● TASK REQUIREMENTS:
In the entries below, spot each line with the word "JSON" and copy it.

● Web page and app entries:
►
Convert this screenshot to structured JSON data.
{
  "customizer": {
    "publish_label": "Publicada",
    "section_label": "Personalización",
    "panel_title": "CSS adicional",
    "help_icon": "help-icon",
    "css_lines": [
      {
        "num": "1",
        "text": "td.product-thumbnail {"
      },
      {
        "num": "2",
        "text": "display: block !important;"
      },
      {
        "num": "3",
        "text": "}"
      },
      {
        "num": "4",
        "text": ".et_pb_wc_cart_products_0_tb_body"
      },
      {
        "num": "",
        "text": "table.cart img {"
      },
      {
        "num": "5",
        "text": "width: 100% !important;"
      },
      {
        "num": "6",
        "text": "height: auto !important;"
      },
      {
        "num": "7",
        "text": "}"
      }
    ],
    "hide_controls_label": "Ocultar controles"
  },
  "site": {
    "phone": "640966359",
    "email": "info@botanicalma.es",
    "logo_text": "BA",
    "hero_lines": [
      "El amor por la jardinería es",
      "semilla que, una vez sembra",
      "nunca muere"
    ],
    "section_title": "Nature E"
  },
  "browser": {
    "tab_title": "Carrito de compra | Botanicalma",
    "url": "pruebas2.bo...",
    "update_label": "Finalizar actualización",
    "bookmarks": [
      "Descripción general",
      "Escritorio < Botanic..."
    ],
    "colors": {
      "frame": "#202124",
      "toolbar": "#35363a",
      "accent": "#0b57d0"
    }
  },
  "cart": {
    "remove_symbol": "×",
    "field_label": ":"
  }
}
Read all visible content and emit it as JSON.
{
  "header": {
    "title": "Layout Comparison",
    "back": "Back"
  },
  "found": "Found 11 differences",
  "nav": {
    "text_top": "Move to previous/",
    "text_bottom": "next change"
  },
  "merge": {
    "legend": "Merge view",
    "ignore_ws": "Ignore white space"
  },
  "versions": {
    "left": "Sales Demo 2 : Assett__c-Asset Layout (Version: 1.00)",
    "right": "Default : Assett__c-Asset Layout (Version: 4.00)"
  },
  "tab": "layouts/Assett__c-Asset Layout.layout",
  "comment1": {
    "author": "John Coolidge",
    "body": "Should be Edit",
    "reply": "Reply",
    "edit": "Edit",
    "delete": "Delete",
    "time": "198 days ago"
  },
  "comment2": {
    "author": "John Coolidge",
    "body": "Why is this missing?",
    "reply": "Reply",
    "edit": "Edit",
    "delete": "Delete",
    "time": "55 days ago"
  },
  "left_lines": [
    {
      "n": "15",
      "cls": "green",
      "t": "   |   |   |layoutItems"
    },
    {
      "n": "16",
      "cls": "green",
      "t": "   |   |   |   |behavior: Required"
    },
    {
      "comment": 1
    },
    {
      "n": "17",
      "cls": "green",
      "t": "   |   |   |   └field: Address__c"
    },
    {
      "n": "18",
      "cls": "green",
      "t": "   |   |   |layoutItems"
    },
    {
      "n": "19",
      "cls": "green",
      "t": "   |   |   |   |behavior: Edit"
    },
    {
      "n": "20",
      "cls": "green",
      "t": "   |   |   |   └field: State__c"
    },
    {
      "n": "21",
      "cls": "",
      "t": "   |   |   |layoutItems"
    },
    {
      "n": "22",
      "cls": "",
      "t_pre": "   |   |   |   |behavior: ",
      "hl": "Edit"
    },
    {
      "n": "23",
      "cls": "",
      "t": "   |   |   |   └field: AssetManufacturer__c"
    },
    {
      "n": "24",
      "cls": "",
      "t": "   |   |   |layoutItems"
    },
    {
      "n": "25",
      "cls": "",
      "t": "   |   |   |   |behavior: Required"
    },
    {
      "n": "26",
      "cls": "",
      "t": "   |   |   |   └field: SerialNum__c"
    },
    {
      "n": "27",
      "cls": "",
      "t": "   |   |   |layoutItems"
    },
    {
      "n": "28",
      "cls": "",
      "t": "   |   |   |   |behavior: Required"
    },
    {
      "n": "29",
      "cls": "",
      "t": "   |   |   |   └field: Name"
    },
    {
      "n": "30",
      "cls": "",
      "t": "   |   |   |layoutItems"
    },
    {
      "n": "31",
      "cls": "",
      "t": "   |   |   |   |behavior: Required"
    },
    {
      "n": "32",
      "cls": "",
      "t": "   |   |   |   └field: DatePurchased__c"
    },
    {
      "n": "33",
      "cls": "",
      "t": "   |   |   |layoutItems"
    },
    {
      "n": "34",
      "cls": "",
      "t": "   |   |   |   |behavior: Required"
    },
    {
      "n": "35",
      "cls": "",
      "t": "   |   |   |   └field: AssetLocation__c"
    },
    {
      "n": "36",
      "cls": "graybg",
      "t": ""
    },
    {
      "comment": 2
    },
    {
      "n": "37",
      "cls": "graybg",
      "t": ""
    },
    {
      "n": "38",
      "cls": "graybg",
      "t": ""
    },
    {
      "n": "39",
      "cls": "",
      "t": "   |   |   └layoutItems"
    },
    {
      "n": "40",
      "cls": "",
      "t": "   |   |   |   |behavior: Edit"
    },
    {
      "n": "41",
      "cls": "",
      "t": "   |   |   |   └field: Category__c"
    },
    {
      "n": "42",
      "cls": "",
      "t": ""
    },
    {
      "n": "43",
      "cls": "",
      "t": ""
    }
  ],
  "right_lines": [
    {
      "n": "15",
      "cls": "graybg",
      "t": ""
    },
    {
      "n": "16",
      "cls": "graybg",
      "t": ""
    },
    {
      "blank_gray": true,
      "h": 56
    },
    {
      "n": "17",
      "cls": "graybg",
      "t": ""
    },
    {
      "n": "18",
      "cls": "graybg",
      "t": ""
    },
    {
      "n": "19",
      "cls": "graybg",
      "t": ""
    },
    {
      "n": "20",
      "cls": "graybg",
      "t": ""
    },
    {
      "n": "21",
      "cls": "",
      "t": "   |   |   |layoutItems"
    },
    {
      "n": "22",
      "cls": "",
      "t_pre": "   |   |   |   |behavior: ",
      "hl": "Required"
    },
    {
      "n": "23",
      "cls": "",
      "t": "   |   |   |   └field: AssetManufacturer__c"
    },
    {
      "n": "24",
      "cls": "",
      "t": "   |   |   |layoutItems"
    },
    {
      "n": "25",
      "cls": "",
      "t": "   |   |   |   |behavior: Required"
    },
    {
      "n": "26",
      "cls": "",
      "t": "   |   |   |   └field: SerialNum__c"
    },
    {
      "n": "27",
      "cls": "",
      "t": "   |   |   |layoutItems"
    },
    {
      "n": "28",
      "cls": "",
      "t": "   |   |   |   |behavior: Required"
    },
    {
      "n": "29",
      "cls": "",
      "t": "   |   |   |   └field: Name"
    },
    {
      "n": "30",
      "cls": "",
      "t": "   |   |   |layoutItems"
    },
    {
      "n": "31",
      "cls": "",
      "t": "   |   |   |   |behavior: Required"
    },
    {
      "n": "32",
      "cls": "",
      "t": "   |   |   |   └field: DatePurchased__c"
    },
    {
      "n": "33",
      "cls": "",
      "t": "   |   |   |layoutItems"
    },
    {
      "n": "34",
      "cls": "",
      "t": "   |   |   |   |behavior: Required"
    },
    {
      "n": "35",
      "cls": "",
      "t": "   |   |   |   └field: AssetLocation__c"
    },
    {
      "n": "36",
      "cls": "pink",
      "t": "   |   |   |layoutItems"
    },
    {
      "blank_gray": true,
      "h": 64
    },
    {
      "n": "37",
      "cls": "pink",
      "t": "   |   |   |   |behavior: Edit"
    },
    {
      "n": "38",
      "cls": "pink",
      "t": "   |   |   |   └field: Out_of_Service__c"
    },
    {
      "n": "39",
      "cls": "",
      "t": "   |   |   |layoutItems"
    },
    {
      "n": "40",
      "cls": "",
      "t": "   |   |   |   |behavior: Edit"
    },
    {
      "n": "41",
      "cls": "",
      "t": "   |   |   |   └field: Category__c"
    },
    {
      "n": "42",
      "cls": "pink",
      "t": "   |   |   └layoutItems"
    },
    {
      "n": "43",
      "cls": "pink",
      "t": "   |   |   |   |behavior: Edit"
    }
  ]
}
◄
● TASK SOLUTION:
Convert this screenshot to structured JSON data.
Read all visible content and emit it as JSON.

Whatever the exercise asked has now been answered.